◆ TASK STATEMENT ◆
Scan the entries below, and for each line that includes the word "JSON", make a copy.

◆ GIVEN DATA ◆
──────────
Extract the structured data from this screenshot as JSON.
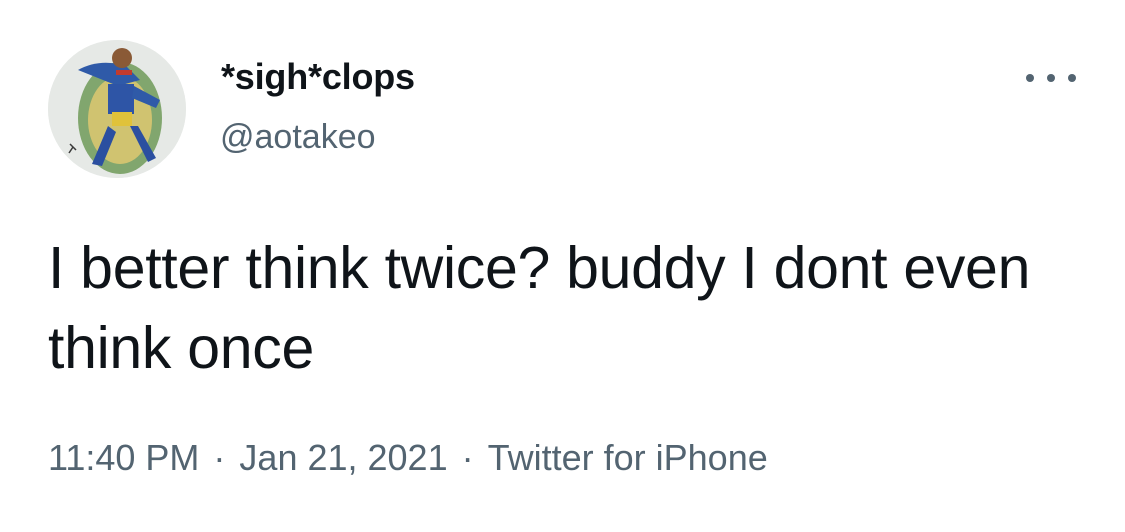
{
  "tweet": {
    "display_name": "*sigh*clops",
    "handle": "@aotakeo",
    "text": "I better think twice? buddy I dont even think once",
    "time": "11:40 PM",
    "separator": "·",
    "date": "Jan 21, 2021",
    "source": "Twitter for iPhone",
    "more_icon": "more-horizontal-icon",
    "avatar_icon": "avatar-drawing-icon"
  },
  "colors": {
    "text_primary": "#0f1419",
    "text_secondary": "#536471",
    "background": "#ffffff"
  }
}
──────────
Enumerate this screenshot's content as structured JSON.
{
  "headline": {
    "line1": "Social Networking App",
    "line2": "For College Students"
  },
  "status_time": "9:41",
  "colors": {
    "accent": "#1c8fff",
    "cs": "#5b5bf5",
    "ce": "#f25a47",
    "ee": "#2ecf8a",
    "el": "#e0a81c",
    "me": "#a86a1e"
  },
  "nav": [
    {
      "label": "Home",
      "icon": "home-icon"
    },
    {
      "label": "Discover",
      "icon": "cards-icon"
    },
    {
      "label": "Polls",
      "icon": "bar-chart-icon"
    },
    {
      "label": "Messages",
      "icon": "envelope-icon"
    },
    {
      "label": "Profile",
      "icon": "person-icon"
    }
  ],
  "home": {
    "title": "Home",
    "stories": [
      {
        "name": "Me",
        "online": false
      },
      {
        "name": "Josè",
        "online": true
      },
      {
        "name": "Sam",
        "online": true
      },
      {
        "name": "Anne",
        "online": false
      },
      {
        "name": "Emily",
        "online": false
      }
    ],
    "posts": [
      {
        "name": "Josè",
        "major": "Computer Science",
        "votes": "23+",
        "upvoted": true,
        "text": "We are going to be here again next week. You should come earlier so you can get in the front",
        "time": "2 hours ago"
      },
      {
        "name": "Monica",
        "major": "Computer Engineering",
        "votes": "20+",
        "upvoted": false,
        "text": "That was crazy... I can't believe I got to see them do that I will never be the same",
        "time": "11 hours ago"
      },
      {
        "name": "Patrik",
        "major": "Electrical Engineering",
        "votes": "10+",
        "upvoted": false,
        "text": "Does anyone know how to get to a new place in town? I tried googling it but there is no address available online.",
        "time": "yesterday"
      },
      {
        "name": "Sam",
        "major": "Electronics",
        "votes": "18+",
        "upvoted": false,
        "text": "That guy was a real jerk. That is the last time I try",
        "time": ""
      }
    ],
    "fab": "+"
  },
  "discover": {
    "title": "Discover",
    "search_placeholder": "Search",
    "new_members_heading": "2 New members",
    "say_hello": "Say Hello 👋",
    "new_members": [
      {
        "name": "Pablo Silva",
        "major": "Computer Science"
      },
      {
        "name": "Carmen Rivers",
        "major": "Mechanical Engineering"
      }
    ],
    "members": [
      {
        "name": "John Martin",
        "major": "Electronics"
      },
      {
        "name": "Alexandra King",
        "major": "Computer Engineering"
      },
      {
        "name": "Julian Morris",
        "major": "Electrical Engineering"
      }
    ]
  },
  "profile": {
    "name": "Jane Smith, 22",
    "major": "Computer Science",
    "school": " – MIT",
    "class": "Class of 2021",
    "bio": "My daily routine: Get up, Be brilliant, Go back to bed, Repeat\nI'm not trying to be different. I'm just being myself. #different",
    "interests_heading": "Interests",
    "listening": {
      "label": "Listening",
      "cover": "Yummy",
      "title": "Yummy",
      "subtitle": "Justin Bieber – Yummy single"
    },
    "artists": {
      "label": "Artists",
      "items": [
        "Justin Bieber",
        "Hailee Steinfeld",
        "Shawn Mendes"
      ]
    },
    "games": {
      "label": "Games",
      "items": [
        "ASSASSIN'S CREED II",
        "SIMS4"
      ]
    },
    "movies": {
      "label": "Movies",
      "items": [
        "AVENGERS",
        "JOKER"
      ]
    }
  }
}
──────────
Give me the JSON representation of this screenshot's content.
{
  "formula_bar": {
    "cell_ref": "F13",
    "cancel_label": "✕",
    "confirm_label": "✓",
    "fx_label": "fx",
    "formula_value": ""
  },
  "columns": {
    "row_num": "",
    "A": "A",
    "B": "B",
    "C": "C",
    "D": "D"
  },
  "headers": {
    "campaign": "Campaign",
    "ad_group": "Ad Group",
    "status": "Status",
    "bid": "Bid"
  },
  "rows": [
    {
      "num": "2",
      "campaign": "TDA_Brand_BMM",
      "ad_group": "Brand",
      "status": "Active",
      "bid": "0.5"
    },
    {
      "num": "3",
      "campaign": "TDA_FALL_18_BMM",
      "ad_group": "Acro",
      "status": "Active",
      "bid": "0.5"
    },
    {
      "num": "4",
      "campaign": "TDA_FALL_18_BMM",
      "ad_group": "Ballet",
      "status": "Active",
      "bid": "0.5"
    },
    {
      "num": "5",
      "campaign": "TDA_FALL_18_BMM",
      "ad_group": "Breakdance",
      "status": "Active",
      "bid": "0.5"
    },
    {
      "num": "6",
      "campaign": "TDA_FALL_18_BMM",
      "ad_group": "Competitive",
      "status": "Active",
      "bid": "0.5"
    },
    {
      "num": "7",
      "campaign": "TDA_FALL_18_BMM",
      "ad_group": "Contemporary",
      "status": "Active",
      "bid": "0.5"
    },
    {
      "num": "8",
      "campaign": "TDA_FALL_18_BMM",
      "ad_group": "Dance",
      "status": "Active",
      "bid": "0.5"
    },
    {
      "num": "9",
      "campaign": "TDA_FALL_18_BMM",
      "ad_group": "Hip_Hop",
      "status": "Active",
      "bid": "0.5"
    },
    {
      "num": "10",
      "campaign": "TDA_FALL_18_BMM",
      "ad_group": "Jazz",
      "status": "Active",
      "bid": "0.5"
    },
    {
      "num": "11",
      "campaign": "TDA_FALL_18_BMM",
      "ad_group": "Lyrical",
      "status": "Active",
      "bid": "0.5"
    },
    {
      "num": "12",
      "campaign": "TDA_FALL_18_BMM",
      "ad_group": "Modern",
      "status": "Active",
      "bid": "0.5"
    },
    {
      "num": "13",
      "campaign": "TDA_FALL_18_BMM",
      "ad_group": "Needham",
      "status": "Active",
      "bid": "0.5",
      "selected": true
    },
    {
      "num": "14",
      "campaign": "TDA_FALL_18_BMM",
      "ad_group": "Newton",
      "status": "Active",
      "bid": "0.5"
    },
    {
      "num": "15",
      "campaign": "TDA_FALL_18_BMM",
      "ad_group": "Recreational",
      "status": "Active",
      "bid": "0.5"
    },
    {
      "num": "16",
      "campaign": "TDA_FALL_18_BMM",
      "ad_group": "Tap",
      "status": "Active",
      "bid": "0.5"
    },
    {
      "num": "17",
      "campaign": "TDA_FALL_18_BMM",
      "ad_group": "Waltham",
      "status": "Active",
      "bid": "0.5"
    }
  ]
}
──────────
◆ EXERCISE OUTPUT ◆
Extract the structured data from this screenshot as JSON.
Enumerate this screenshot's content as structured JSON.
Give me the JSON representation of this screenshot's content.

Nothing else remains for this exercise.